Rise of Shanghai Rolex Masters: How China's top ATP tournament was built
Seventeen years ago Charles Smith arrived in Shanghai, China, and found himself in a 3,500-seat tennis stadium built for the China National Games. He, along with a partner and an agreement with the Chinese government, started the Heineken Open, an ATP 250-level tournament.
“We started with modest expectations,” Smith says from Shanghai. “The government liked it.”
The government liked it so much—coupled with the success of the Masters Cup, now the Barclays ATP World Tour Finals, hosted in Shanghai in 2002 and again between 2005 and 2008—that the Chinese committed to build the Qi Zhong Forest Sports City Arena center, which opened in 2005. Fast forward to 2015 and the Shanghai Rolex Masters—an ATP Masters 1000 event held in a retractable-roof stadium court with more than 14,000 seats—is in its sixth year and serves as the main feature of a growing tennis center.
The Qi Zhong tennis center serves as one of the most recognizable sites outside of tennis’ Grand Slam locations with one of the first retractable roofs in the sport. “We had realized very early on that you couldn’t build a stadium that doesn’t have a retractable roof,” Smith says. “Shanghai and China can get different weather and we had had experience with rain.” In fact, the first three years of the initial tournament had the finals pushed back a day due to weather.
While the retractable roof idea is now a popular feature in tennis stadiums around the world, Shanghai took its roof to the next level. The hard court stadium has an eight-piece retractable roof in the shape of a magnolia flower, the symbol of the city. The roof stands as the centerpiece of a trio of stadiums that includes the 14,000-seat center court, a 5,500-seat open-air grandstand court built in 2011 and a third, 1,500-seat stadium. With an additional four match courts, each with between 400 and 800 seats, plus six indoor courts and 12 practice courts, the Qi Zhong center has a total of 25 courts.
Throughout the center, Smith has imported DecoTurf. While its the same acrylic surface as the U.S. Open, Smith doesn’t believe in the “cushioned” base product used in New York City and instead plays his tournament as a true hard court. There’s been no wavering in the foundation of the court surface, but the tournament has had some fun with the court speed.

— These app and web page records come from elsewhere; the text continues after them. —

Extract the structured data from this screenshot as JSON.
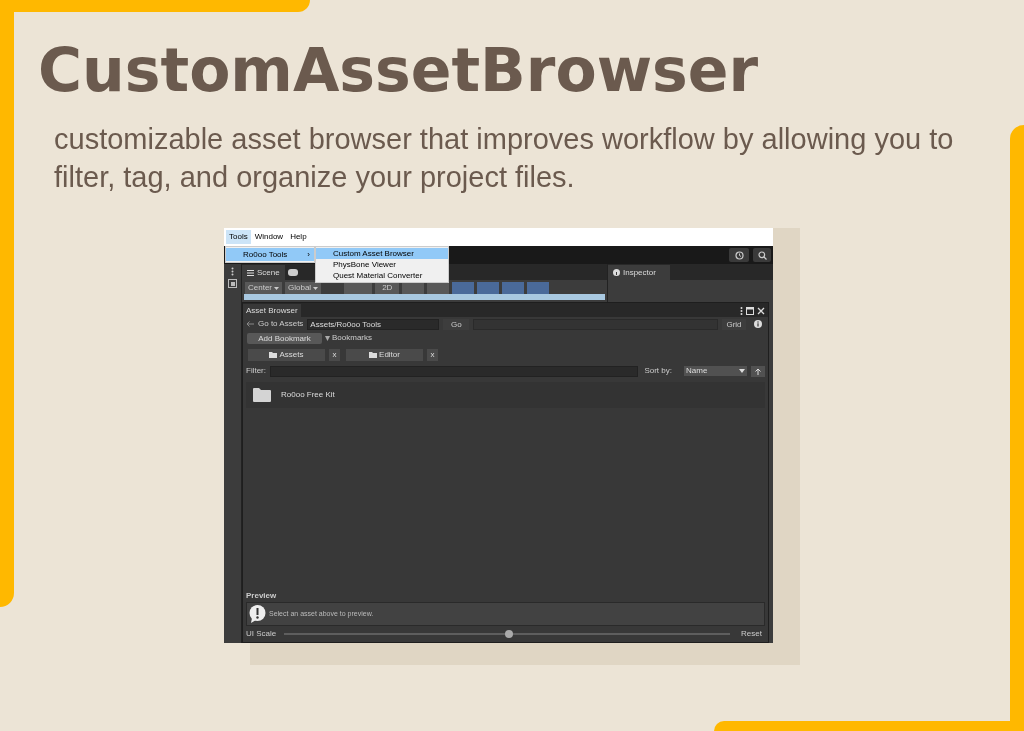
{
  "heading": {
    "title": "CustomAssetBrowser",
    "subtitle": "customizable asset browser that improves workflow by allowing you to filter, tag, and organize your project files."
  },
  "editor": {
    "menu_bar": [
      {
        "label": "Tools",
        "selected": true
      },
      {
        "label": "Window",
        "selected": false
      },
      {
        "label": "Help",
        "selected": false
      }
    ],
    "tools_menu": [
      {
        "label": "Ro0oo Tools",
        "arrow": "›",
        "selected": true
      }
    ],
    "submenu": [
      {
        "label": "Custom Asset Browser",
        "selected": true
      },
      {
        "label": "PhysBone Viewer",
        "selected": false
      },
      {
        "label": "Quest Material Converter",
        "selected": false
      }
    ],
    "scene_tab": {
      "label": "Scene"
    },
    "scene_toolbar": {
      "pivot": "Center",
      "space": "Global",
      "mode": "2D"
    },
    "inspector_tab": {
      "label": "Inspector"
    },
    "asset_browser": {
      "title": "Asset Browser",
      "go_to_assets": "Go to Assets",
      "path": "Assets/Ro0oo Tools",
      "go": "Go",
      "view": "Grid",
      "add_bookmark": "Add Bookmark",
      "bookmarks_label": "Bookmarks",
      "bookmarks_expanded": true,
      "bookmarks": [
        {
          "label": "Assets",
          "remove": "x"
        },
        {
          "label": "Editor",
          "remove": "x"
        }
      ],
      "filter_label": "Filter:",
      "sort_label": "Sort by:",
      "sort_value": "Name",
      "items": [
        {
          "name": "Ro0oo Free Kit",
          "kind": "folder"
        }
      ],
      "preview_label": "Preview",
      "preview_message": "Select an asset above to preview.",
      "scale_label": "UI Scale",
      "scale": {
        "level": 0.503
      },
      "reset": "Reset"
    }
  }
}
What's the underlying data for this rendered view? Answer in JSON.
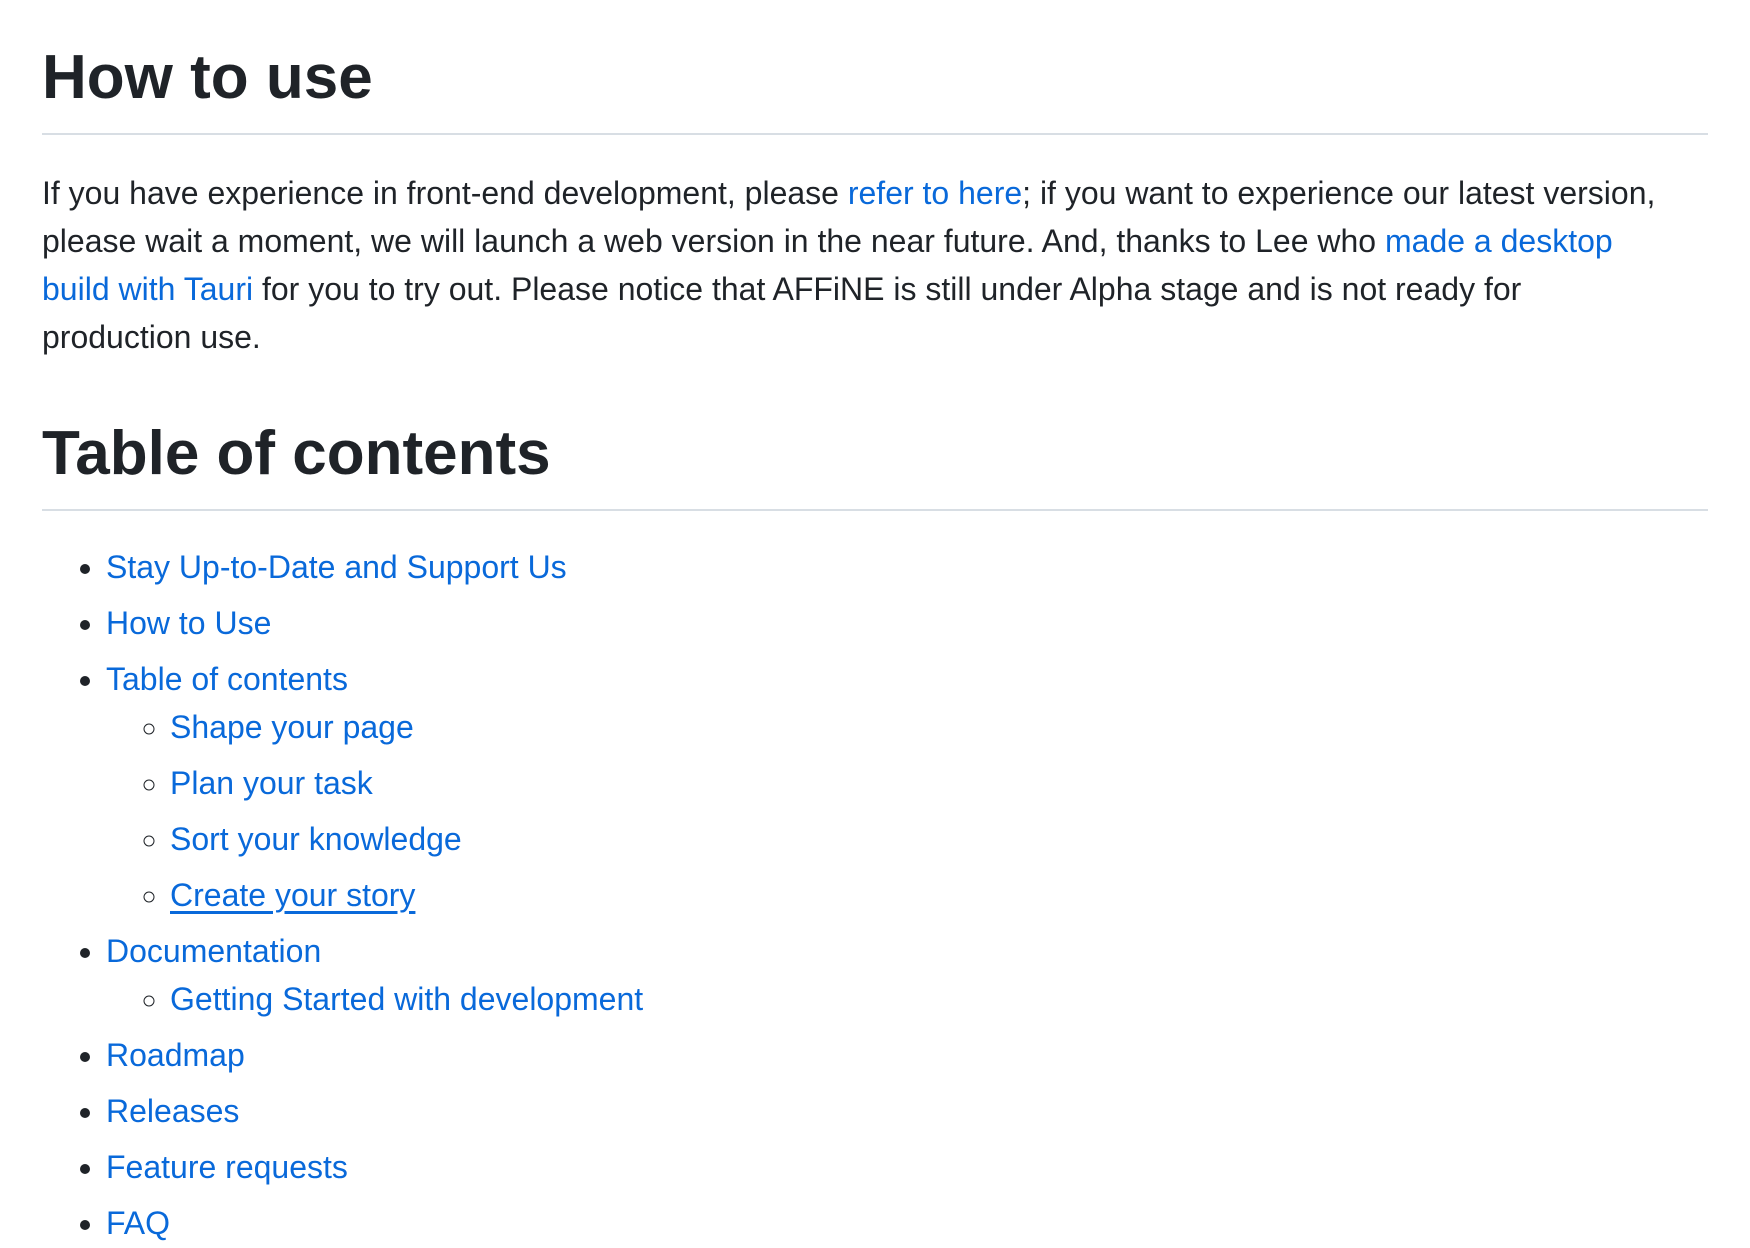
{
  "colors": {
    "text": "#1f2328",
    "link": "#0969da",
    "divider": "#d8dee4",
    "background": "#ffffff"
  },
  "how_to_use": {
    "heading": "How to use",
    "paragraph": {
      "text_1": "If you have experience in front-end development, please ",
      "link_refer": "refer to here",
      "text_2": "; if you want to experience our latest version,",
      "text_3": "please wait a moment, we will launch a web version in the near future. And, thanks to Lee who ",
      "link_desktop_build_part_1": "made a desktop",
      "link_desktop_build_part_2": "build with Tauri",
      "text_4": " for you to try out. Please notice that AFFiNE is still under Alpha stage and is not ready for",
      "text_5": "production use."
    }
  },
  "table_of_contents": {
    "heading": "Table of contents",
    "items": [
      {
        "label": "Stay Up-to-Date and Support Us"
      },
      {
        "label": "How to Use"
      },
      {
        "label": "Table of contents",
        "children": [
          {
            "label": "Shape your page"
          },
          {
            "label": "Plan your task"
          },
          {
            "label": "Sort your knowledge"
          },
          {
            "label": "Create your story",
            "hovered": true
          }
        ]
      },
      {
        "label": "Documentation",
        "children": [
          {
            "label": "Getting Started with development"
          }
        ]
      },
      {
        "label": "Roadmap"
      },
      {
        "label": "Releases"
      },
      {
        "label": "Feature requests"
      },
      {
        "label": "FAQ"
      }
    ]
  }
}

“We do it the old-fashioned way,” Smith says about determining the speed. “We play test courts and pick where we want it to be.” Smith transitioned from medium speed to one of the fastest courts on Tour.
“I wanted to see more transition tennis,” he says. “We went very quick and it played very fast.”
Smith has dialed it back from there since the change three years ago. “Like mom’s chicken soup, we make our own thing and salt to taste and do it. Every year is a little different.”
Now, Smith says, the Shanghai event runs medium to medium-fast and stays away from the extreme speeds.
For the players, Smith says the ball used is just as important as the speed of the surface—he calls it the “big wild card” in tournaments. Shanghai uses a highly popular Japanese ball, Srixon, which manufacturers Dunlop and Babolat balls, but is now making balls under its own brand.
“When players hit the ball they want to know what it will do,” Smith says. “Some balls are lighter, but Srixon is a heavier ball with more rubber and more felt. Players like it because they know what they get when they hit it. They feel they can control it.”
The felt on the Srixon contrasts to the hybrid blue-purple color used for in-bounds play in Shanghai, a color scheme—Shanghai Master Green (out of bounds) and Shanghai Purple—developed by DecoTurf just for the Shanghai tournament. “Everybody tweaks it a little, but it is easiest for spectators at home and even in the stadium (to see the ball),” Smith says about his purple.
John Graham, managing director of California Sports Surfaces, the Boston-based parent company of court surface brands, such as DecoTurf, says every tournament wants to have its own color, a way to brand itself, and they offer tournaments the ability to create their own color.
Shanghai is no different in desire for individuality, from its magnolia roof to purple-hued courts. It all just looks a bit different than when Smith arrived 17 years ago.
Tim Newcomb covers stadiums, sneakers and design for Sports Illustrated. Follow him on Twitter at @tdnewcomb.